Roger Ebert, along with his partner Gene Siskel, began their legendary show At the Movies in 1986. The two used their simple thumbs up and thumbs down ratings system to tell people which movies to see for more than two decades.
Now, the late Ebert has been honored at the Chicago Book Expo through an event celebrating some of his most memorable reviews and essays – from Do the Right Thing to Ebert’s thoughts on politics and life itself.
“A Tribute to Roger Ebert, the Writer” took during the Expo at Columbia College’s Film Row Cinema. Chaz Ebert, Roger’s widow, and publisher of the film review website RogerEbert.com, was joined by distinguished colleagues Chicago Tribune’s Michael Phillips (chief film critic) and Rick Kogan (author and senior writer/columnist); Laura Emerick (Chicago Symphony Orchestra digital content editor); Pamela Sherrod (journalist and filmmaker); and Jim DeRogatis (a writing lecturer at Columbia College and pop music critic for WBEZ Chicago). Each has selected one of their favorite Ebert reviews or essays to share and open up to a lively audience discussion.
In his lifetime, Ebert became one of the best-known and most beloved film critics in the country, elevating film criticism to an art form. He also wrote prolific essays on topics ranging from religion, human empathy and compassion to marriage and race in America, many of which reside on RogerEbert.com. The long-awaited Great Movies IV, the latest installment in the book series with 62 reviews written by Ebert about his favorite films, debuted last month and will be available at the Expo.
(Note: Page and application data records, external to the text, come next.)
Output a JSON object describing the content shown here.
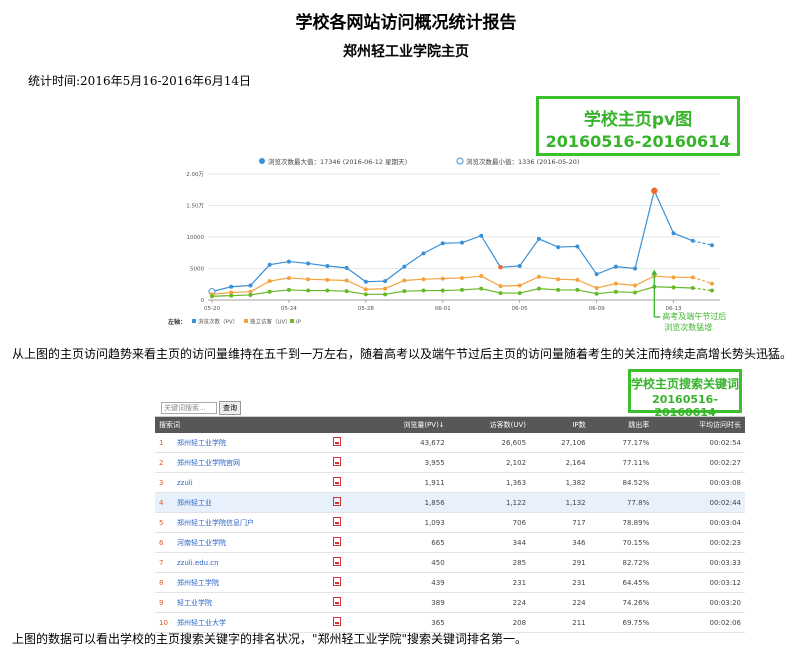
{
  "header": {
    "title": "学校各网站访问概况统计报告",
    "subtitle": "郑州轻工业学院主页",
    "stat_time": "统计时间:2016年5月16-2016年6月14日"
  },
  "pv_box": {
    "line1": "学校主页pv图",
    "line2": "20160516-20160614"
  },
  "kw_box": {
    "line1": "学校主页搜索关键词",
    "line2": "20160516-20160614"
  },
  "chart_data": {
    "type": "line",
    "legend": [
      {
        "text": "浏览次数最大值：17346 (2016-06-12 星期天)",
        "color": "#3a91d8"
      },
      {
        "text": "浏览次数最小值：1336 (2016-05-20)",
        "color": "#3a91d8"
      }
    ],
    "yticks": [
      "2.00万",
      "1.50万",
      "10000",
      "5000",
      "0"
    ],
    "ylim": [
      0,
      20000
    ],
    "xticks": [
      "05-20",
      "05-24",
      "05-28",
      "06-01",
      "06-05",
      "06-09",
      "06-13"
    ],
    "x_start": "05-20",
    "bottom_legend": {
      "label": "左轴：",
      "items": [
        "浏览次数（PV）",
        "独立访客（UV）",
        "IP"
      ]
    },
    "series": [
      {
        "name": "浏览次数（PV）",
        "color": "#3a91d8",
        "values": [
          1336,
          2100,
          2300,
          5600,
          6100,
          5800,
          5400,
          5100,
          2900,
          3000,
          5300,
          7400,
          9000,
          9100,
          10200,
          5200,
          5400,
          9700,
          8400,
          8500,
          4100,
          5300,
          5000,
          17346,
          10600,
          9400,
          8700
        ]
      },
      {
        "name": "独立访客（UV）",
        "color": "#f5a23c",
        "values": [
          900,
          1200,
          1300,
          3000,
          3500,
          3300,
          3200,
          3100,
          1700,
          1800,
          3100,
          3300,
          3400,
          3500,
          3800,
          2200,
          2300,
          3700,
          3300,
          3200,
          1900,
          2600,
          2300,
          3800,
          3600,
          3600,
          2600
        ]
      },
      {
        "name": "IP",
        "color": "#68b828",
        "values": [
          600,
          700,
          800,
          1300,
          1600,
          1500,
          1500,
          1400,
          900,
          900,
          1400,
          1500,
          1500,
          1600,
          1800,
          1100,
          1100,
          1800,
          1600,
          1600,
          1000,
          1300,
          1200,
          2100,
          2000,
          1900,
          1500
        ]
      }
    ],
    "annotation": "高考及端午节过后\n浏览次数猛增"
  },
  "paragraphs": {
    "p1": "从上图的主页访问趋势来看主页的访问量维持在五千到一万左右，随着高考以及端午节过后主页的访问量随着考生的关注而持续走高增长势头迅猛。",
    "p2": "上图的数据可以看出学校的主页搜索关键字的排名状况，\"郑州轻工业学院\"搜索关键词排名第一。"
  },
  "kw_table": {
    "search_placeholder": "关键词搜索...",
    "search_button": "查询",
    "headers": [
      "搜索词",
      "浏览量(PV)↓",
      "访客数(UV)",
      "IP数",
      "跳出率",
      "平均访问时长"
    ],
    "rows": [
      {
        "rank": "1",
        "kw": "郑州轻工业学院",
        "pv": "43,672",
        "uv": "26,605",
        "ip": "27,106",
        "bounce": "77.17%",
        "dur": "00:02:54"
      },
      {
        "rank": "2",
        "kw": "郑州轻工业学院官网",
        "pv": "3,955",
        "uv": "2,102",
        "ip": "2,164",
        "bounce": "77.11%",
        "dur": "00:02:27"
      },
      {
        "rank": "3",
        "kw": "zzuli",
        "pv": "1,911",
        "uv": "1,363",
        "ip": "1,382",
        "bounce": "84.52%",
        "dur": "00:03:08"
      },
      {
        "rank": "4",
        "kw": "郑州轻工业",
        "pv": "1,856",
        "uv": "1,122",
        "ip": "1,132",
        "bounce": "77.8%",
        "dur": "00:02:44"
      },
      {
        "rank": "5",
        "kw": "郑州轻工业学院信息门户",
        "pv": "1,093",
        "uv": "706",
        "ip": "717",
        "bounce": "78.89%",
        "dur": "00:03:04"
      },
      {
        "rank": "6",
        "kw": "河南轻工业学院",
        "pv": "665",
        "uv": "344",
        "ip": "346",
        "bounce": "70.15%",
        "dur": "00:02:23"
      },
      {
        "rank": "7",
        "kw": "zzuli.edu.cn",
        "pv": "450",
        "uv": "285",
        "ip": "291",
        "bounce": "82.72%",
        "dur": "00:03:33"
      },
      {
        "rank": "8",
        "kw": "郑州轻工学院",
        "pv": "439",
        "uv": "231",
        "ip": "231",
        "bounce": "64.45%",
        "dur": "00:03:12"
      },
      {
        "rank": "9",
        "kw": "轻工业学院",
        "pv": "389",
        "uv": "224",
        "ip": "224",
        "bounce": "74.26%",
        "dur": "00:03:20"
      },
      {
        "rank": "10",
        "kw": "郑州轻工业大学",
        "pv": "365",
        "uv": "208",
        "ip": "211",
        "bounce": "69.75%",
        "dur": "00:02:06"
      }
    ]
  }
}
Ebert, a native of Champaign, IL, joined the Sun-Times as chief film critic in 1966. He passed away in April 2013 after a long battle with cancer. His vast number of fans and social media followers around the globe are invited to post their tributes on Facebook at https://www.facebook.com/events/1222787881098120/.